Kaspa writes: Last week I wrote about how Ted Hughes compared writing poems to catching animals, and how when you put your attention on what you are writing about (instead of on the form of the poem) the right words will appear.
I found that advice in his book Poetry in the Making, which I’m still reading. I’ve just finished the chapter Learning to Think, and was struck by how close his advice there was to instructions in single pointed meditation.
Hughes writes about learning this kind of attention whilst fishing. He would just watch the float, and keep bringing his mind back to the float… and with this an awareness of how the fish were moving (or not) just beneath the surface of the water.
Alongside this kind of attention on the object, Hughes describes ‘awareness of thought’ as another useful skill. One is able to fish into one’s mind and make conscious whatever has been moving about there.
Bringing these two kinds of thinking together is immensely valuable for a writer. Often when we put our attention on one thing we have an association with something else, and something else, and something else… and end up with a thought so far away from the original object of attention that we have forgotten where we started.
Hughes, with admitted exaggeration, suggests it should be possible to think about one’s uncle for weeks on end, continually collecting all ones thoughts/feelings/experiences about that uncle. You can try that out, if you like…
Or try it out with your small stone practice.
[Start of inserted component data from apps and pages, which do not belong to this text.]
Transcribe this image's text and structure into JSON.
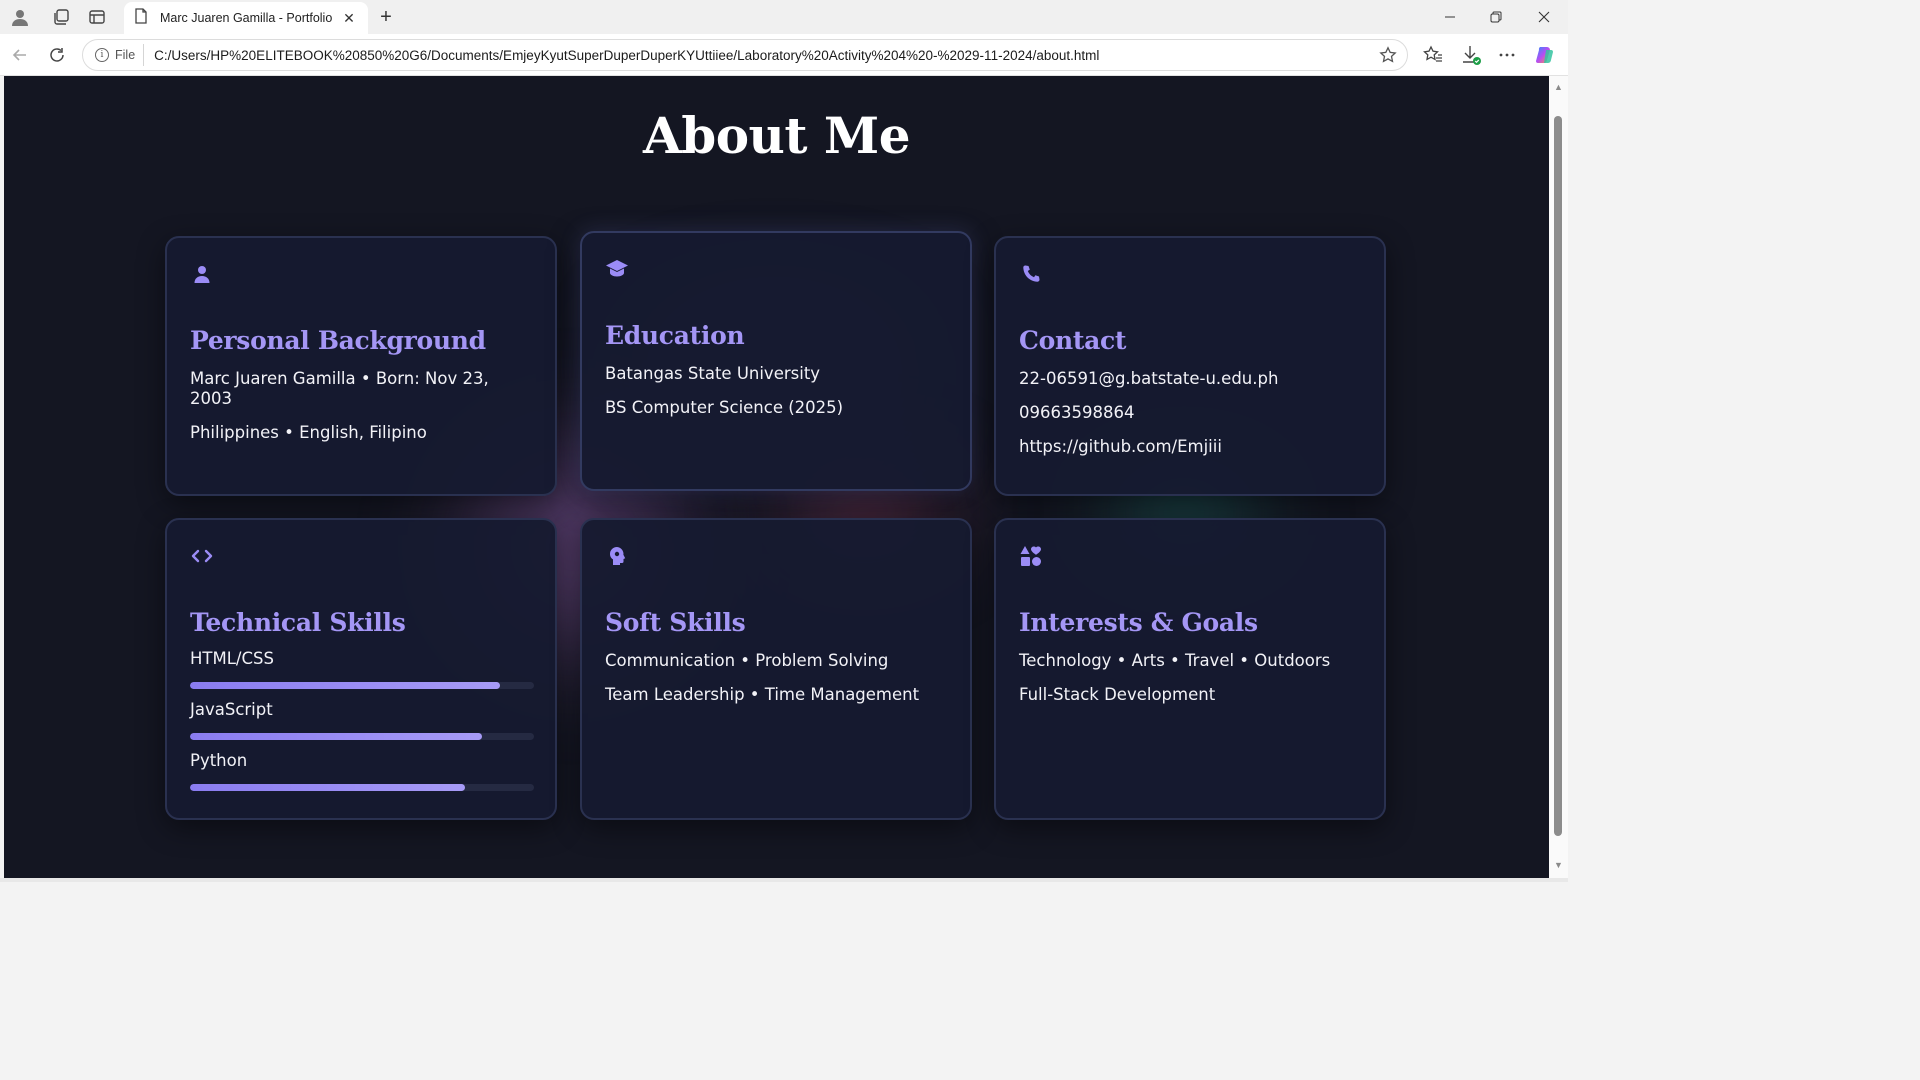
{
  "browser": {
    "tab_title": "Marc Juaren Gamilla - Portfolio",
    "file_label": "File",
    "url": "C:/Users/HP%20ELITEBOOK%20850%20G6/Documents/EmjeyKyutSuperDuperDuperKYUttiiee/Laboratory%20Activity%204%20-%2029-11-2024/about.html",
    "icons": [
      "profile-icon",
      "collections-icon",
      "tab-actions-icon",
      "page-icon",
      "close-icon",
      "plus-icon",
      "minimize-icon",
      "restore-icon",
      "window-close-icon",
      "back-icon",
      "reload-icon",
      "info-icon",
      "star-icon",
      "favorites-icon",
      "downloads-icon",
      "more-icon",
      "copilot-icon"
    ]
  },
  "page": {
    "title": "About Me",
    "accent_color": "#9b8cf6",
    "background_color": "#141622"
  },
  "cards": {
    "personal": {
      "icon": "user-icon",
      "title": "Personal Background",
      "lines": [
        "Marc Juaren Gamilla • Born: Nov 23, 2003",
        "Philippines • English, Filipino"
      ]
    },
    "education": {
      "icon": "graduation-cap-icon",
      "title": "Education",
      "lines": [
        "Batangas State University",
        "BS Computer Science (2025)"
      ]
    },
    "contact": {
      "icon": "phone-icon",
      "title": "Contact",
      "lines": [
        "22-06591@g.batstate-u.edu.ph",
        "09663598864",
        "https://github.com/Emjiii"
      ]
    },
    "technical": {
      "icon": "code-icon",
      "title": "Technical Skills",
      "skills": [
        {
          "label": "HTML/CSS",
          "level": 0.9
        },
        {
          "label": "JavaScript",
          "level": 0.85
        },
        {
          "label": "Python",
          "level": 0.8
        }
      ]
    },
    "soft": {
      "icon": "brain-icon",
      "title": "Soft Skills",
      "lines": [
        "Communication • Problem Solving",
        "Team Leadership • Time Management"
      ]
    },
    "interests": {
      "icon": "shapes-icon",
      "title": "Interests & Goals",
      "lines": [
        "Technology • Arts • Travel • Outdoors",
        "Full-Stack Development"
      ]
    }
  }
}
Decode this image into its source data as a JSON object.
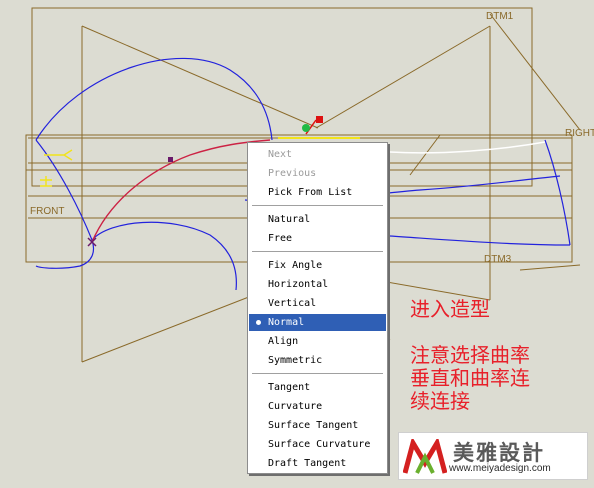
{
  "viewport": {
    "datums": [
      "DTM1",
      "FRONT",
      "DTM3",
      "RIGHT"
    ],
    "colors": {
      "background": "#dcdcd2",
      "datum": "#8a6a2a",
      "curve": "#2222dd",
      "active_curve": "#cc2244",
      "highlight": "#f2e31a"
    }
  },
  "context_menu": {
    "items_group1": [
      {
        "label": "Next",
        "enabled": false
      },
      {
        "label": "Previous",
        "enabled": false
      },
      {
        "label": "Pick From List",
        "enabled": true
      }
    ],
    "items_group2": [
      {
        "label": "Natural",
        "enabled": true
      },
      {
        "label": "Free",
        "enabled": true
      }
    ],
    "items_group3": [
      {
        "label": "Fix Angle",
        "enabled": true
      },
      {
        "label": "Horizontal",
        "enabled": true
      },
      {
        "label": "Vertical",
        "enabled": true
      },
      {
        "label": "Normal",
        "enabled": true,
        "selected": true
      },
      {
        "label": "Align",
        "enabled": true
      },
      {
        "label": "Symmetric",
        "enabled": true
      }
    ],
    "items_group4": [
      {
        "label": "Tangent",
        "enabled": true
      },
      {
        "label": "Curvature",
        "enabled": true
      },
      {
        "label": "Surface Tangent",
        "enabled": true
      },
      {
        "label": "Surface Curvature",
        "enabled": true
      },
      {
        "label": "Draft Tangent",
        "enabled": true
      }
    ],
    "selected_color": "#2f5fb5"
  },
  "annotation": {
    "lines": [
      "进入造型",
      "",
      "注意选择曲率",
      "垂直和曲率连",
      "续连接"
    ],
    "color": "#e8202a"
  },
  "watermark": {
    "name": "美雅設計",
    "url": "www.meiyadesign.com"
  }
}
Give yourself five minutes and just focus on one thing. If/when your mind starts to wonder bring it back to that one thing. You can either write during this time, or do your timed concentration first, and then write afterwards.
For poems and prose, you can start to cast your net wider, and allow in more and more associations. Both skills are important for good writing; being able to fix on one thing, and being able to move creatively between things… Tell me about the oak tree… tell me about the lovers who meet underneath its branches… and so on.
Among twenty snowy mountains,
The only moving thing
Was the eye of the blackbird.
I was of three minds,
Like a tree
In which there are three blackbirds.
The blackbird whirled in the autumn winds.
It was a small part of the pantomime.
image: Ted Huges by Reginald Gray, public domain.